[Exercise details]: Wherever a line in the records below contains "true", copy that line.

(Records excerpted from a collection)
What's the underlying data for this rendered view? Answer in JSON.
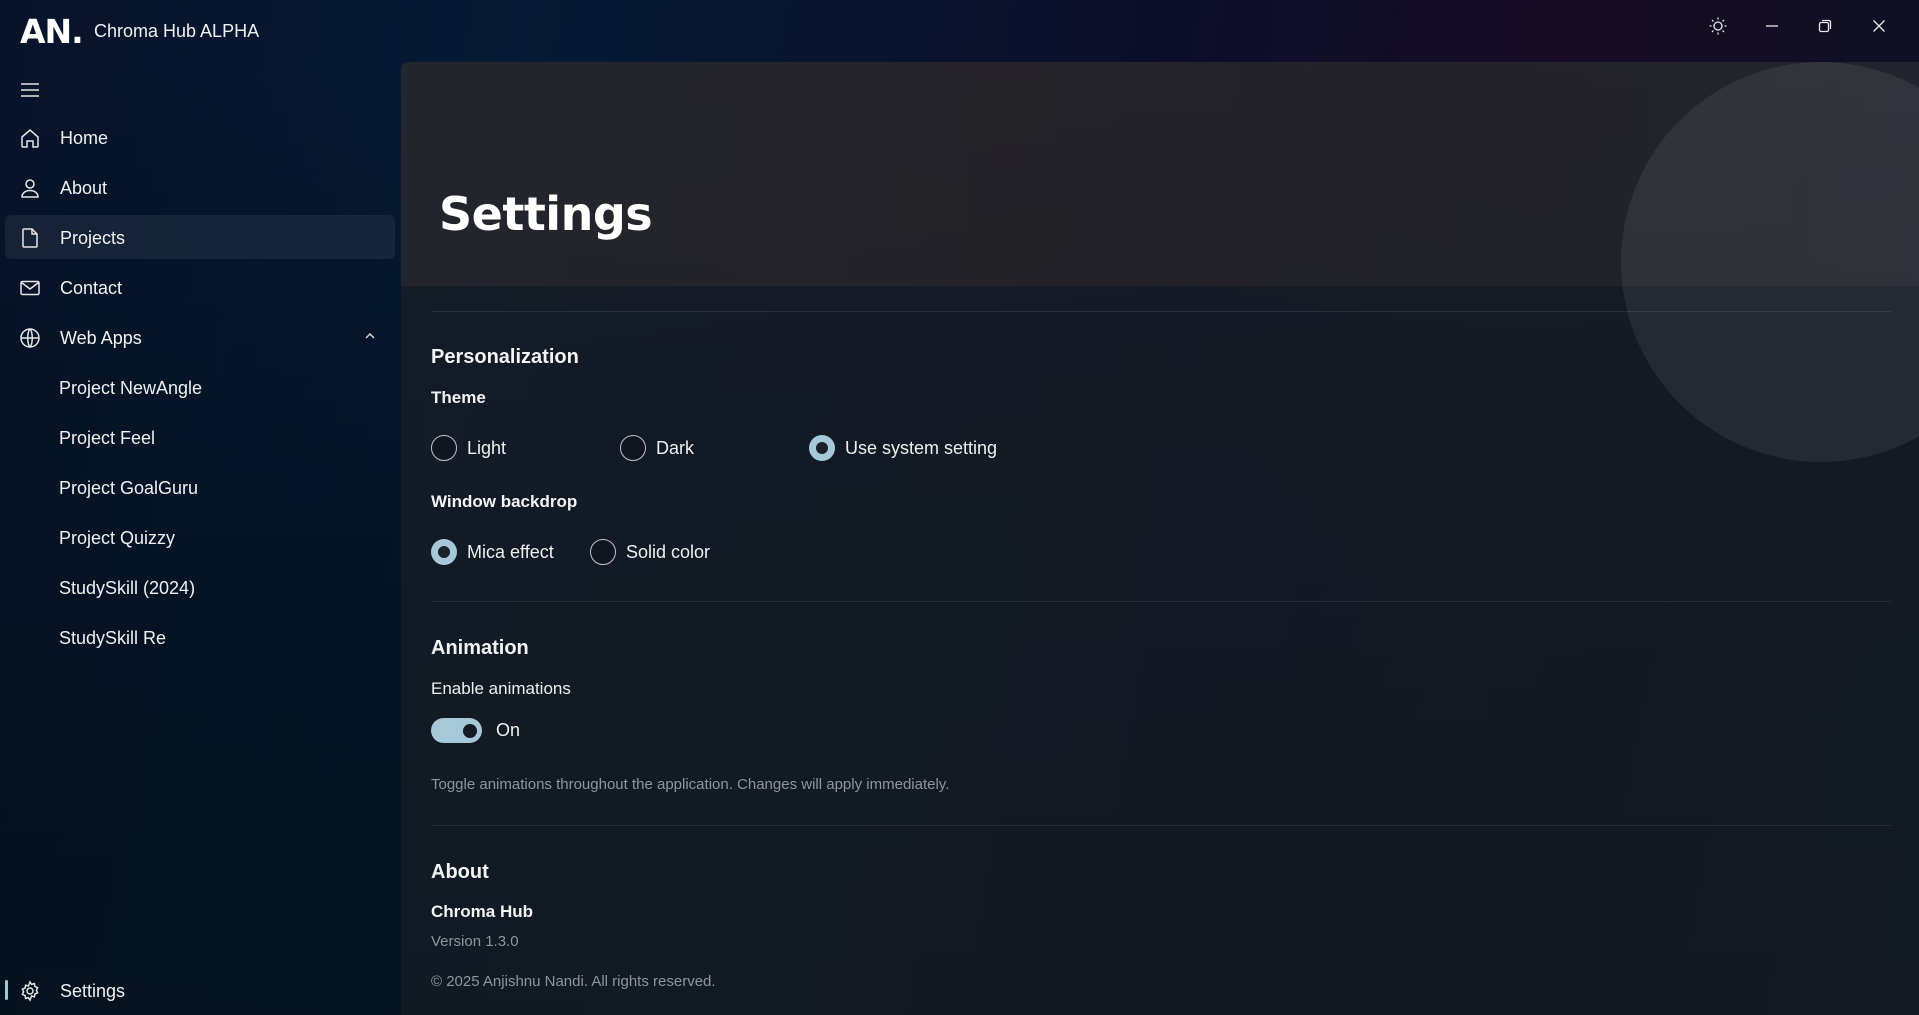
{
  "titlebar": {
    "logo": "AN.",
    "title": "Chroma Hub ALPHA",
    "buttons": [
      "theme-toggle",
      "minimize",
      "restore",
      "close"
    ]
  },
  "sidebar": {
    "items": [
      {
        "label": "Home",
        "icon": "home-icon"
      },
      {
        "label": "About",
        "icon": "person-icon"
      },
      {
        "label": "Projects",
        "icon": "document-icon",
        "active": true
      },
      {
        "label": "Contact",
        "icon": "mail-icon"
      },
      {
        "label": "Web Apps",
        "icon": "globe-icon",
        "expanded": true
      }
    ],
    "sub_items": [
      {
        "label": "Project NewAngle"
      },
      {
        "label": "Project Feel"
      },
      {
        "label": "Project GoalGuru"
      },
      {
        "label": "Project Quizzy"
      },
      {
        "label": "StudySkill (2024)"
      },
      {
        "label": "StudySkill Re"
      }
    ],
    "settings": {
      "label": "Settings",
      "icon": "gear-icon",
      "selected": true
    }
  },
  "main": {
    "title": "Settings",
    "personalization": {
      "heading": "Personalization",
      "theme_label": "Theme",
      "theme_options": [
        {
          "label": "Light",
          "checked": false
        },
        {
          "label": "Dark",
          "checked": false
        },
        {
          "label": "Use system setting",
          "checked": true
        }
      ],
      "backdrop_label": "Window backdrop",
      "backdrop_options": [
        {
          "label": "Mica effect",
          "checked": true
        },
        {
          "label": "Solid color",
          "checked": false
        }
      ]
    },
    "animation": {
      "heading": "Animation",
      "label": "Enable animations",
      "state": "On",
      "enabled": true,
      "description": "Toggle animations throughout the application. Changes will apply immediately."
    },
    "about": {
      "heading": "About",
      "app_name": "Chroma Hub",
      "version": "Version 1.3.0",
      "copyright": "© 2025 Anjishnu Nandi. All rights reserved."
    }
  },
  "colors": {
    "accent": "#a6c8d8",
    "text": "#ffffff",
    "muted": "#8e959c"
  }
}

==

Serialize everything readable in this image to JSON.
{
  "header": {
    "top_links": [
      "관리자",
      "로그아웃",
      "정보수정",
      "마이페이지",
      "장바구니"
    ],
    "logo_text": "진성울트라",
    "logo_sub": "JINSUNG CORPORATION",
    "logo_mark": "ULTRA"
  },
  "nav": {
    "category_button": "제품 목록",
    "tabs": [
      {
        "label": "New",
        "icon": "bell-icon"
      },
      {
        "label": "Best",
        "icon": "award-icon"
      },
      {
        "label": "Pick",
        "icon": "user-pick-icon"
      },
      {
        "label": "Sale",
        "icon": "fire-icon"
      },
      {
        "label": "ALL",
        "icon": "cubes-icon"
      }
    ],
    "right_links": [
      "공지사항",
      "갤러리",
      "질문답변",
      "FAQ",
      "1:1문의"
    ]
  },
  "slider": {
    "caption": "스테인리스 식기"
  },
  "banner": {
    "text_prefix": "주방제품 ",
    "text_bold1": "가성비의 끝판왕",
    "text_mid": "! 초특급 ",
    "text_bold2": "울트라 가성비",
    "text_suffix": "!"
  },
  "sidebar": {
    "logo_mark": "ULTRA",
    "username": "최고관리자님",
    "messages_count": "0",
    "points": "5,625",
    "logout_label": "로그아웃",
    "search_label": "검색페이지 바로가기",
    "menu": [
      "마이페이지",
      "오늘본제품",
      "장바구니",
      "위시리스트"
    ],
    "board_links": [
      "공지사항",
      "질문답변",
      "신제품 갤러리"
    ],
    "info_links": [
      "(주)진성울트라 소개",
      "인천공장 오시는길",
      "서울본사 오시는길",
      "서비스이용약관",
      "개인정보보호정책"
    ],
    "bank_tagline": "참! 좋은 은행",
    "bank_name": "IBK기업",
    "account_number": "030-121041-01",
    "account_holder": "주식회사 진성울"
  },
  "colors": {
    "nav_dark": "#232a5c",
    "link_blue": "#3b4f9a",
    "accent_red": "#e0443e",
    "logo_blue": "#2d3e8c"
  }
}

[Solved exercise]:
        "active": true
        "expanded": true
      "selected": true
          "checked": true
          "checked": true
      "enabled": true,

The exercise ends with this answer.